My heart broke in a good way two times the night I read this post. First it broke open with joy to read that Maddy was strong enough to post her experience for others to learn from. Standing there in her hospital gown, at her most vulnerable, yet knowing that she didn't deserve it. Knowing that it was a crime and knowing that she could do all she could to bring him to justice. My heart radiated pride and happiness knowing that she would not live the shame the way I did. She would not swallow and carry the blame her whole life, she would put it back where it belongs, on the predator. I offered to be by her side through any of it because I've done some hard things in courtrooms and it helps to have many bodies by your side.
My heart broke open again later that night when I realized how sad I was for the little girl, and even the big girl inside me that never knew she hadn't deserved it. Not at 12, not at 15, not at 18, not at 22, or 25. She never deserved any of it. She just didn't know. She thought something was wrong with her, no one ever told her there wasn't. Not one of these men has ever had their name on a police report with me listed as victim and most are off living their merry life as husbands, fathers, workers and being thought of as "good guys". I guess in the end, I don't care about them at all. I care about me. I care that my heart was buried in shame, hurt, trauma, violation, denial, anger all these years and the saddest part of all, that I really thought I did something to deserve that. The good pouring through my soul right now is the knowledge that I didn't do anything, not one single thing wrong. I was betrayed. I was hurt. I was not to blame. It is a deep and beautiful salve for a long aching soul.
Maddy, thank you. You sharing your story, that beautiful act of bravery, triggered a healing in me. I know you will understand me when I say, I know this is just the beginning and that I will work on this forever, but letting the shame out into the light, I know it cannot survive for long. I used to think that someone taking your body, using it for their own without any regard for you, was the ultimate betrayal. It is. But so is the voice in your own head that questions what you did to deserve it. That is the one that hurts the most, because society taught us to do that to ourselves, and THAT is the wound that never gets to heal because it is in your own mind, it goes with you wherever you are. There is no safe space from it. And society reinforces it time and time again. Thank you for the reminder that wounds heal when they are exposed to air and light and the truth.

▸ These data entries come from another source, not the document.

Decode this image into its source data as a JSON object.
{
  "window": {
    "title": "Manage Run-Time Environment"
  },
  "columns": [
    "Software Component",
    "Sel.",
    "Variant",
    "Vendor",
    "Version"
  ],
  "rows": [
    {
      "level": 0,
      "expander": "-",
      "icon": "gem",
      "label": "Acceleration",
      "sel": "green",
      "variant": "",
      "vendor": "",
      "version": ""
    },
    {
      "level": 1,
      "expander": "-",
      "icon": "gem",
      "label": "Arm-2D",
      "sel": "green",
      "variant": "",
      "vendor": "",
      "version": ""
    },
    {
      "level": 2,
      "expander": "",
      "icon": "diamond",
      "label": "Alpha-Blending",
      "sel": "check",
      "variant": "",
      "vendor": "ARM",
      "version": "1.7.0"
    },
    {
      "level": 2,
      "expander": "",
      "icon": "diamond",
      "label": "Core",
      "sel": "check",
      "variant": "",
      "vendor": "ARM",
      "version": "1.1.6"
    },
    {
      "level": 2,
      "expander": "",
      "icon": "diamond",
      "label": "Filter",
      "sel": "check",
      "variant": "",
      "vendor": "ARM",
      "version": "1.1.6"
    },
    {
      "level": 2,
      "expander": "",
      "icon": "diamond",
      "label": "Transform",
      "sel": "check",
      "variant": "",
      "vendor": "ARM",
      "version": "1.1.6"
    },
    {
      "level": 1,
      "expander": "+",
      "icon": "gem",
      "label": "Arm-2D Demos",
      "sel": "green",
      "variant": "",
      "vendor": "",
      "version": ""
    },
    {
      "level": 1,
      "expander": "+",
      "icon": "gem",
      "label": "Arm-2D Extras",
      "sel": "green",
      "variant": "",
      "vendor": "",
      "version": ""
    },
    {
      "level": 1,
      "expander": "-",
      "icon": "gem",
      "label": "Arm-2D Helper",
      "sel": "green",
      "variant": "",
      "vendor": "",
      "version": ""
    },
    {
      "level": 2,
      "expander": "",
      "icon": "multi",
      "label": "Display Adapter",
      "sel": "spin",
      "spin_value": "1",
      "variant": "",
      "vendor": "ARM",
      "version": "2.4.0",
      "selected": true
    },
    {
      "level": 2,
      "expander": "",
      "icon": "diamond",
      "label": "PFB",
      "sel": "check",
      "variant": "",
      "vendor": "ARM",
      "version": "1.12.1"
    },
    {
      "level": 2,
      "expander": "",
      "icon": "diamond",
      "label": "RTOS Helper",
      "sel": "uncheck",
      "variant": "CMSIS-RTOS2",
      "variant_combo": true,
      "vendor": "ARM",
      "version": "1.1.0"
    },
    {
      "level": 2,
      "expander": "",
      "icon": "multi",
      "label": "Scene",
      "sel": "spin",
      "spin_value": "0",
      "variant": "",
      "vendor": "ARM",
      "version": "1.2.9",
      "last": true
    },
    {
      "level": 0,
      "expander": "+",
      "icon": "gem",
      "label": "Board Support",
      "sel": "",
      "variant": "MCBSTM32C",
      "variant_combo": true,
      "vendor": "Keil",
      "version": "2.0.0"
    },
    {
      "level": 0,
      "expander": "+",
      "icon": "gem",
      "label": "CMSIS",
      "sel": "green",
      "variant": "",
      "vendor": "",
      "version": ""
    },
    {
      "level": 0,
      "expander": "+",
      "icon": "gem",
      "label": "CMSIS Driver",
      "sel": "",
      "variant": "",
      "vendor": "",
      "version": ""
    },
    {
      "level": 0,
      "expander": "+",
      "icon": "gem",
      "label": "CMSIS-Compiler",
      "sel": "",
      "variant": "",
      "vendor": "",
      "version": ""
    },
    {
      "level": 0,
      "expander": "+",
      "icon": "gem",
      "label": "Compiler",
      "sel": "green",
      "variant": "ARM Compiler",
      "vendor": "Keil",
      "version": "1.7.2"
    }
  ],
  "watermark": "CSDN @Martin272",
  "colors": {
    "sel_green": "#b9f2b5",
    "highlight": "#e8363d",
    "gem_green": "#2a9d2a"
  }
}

"Give what you have. To someone it may be better than you dare to think." - Henry Wadsworth Longfellow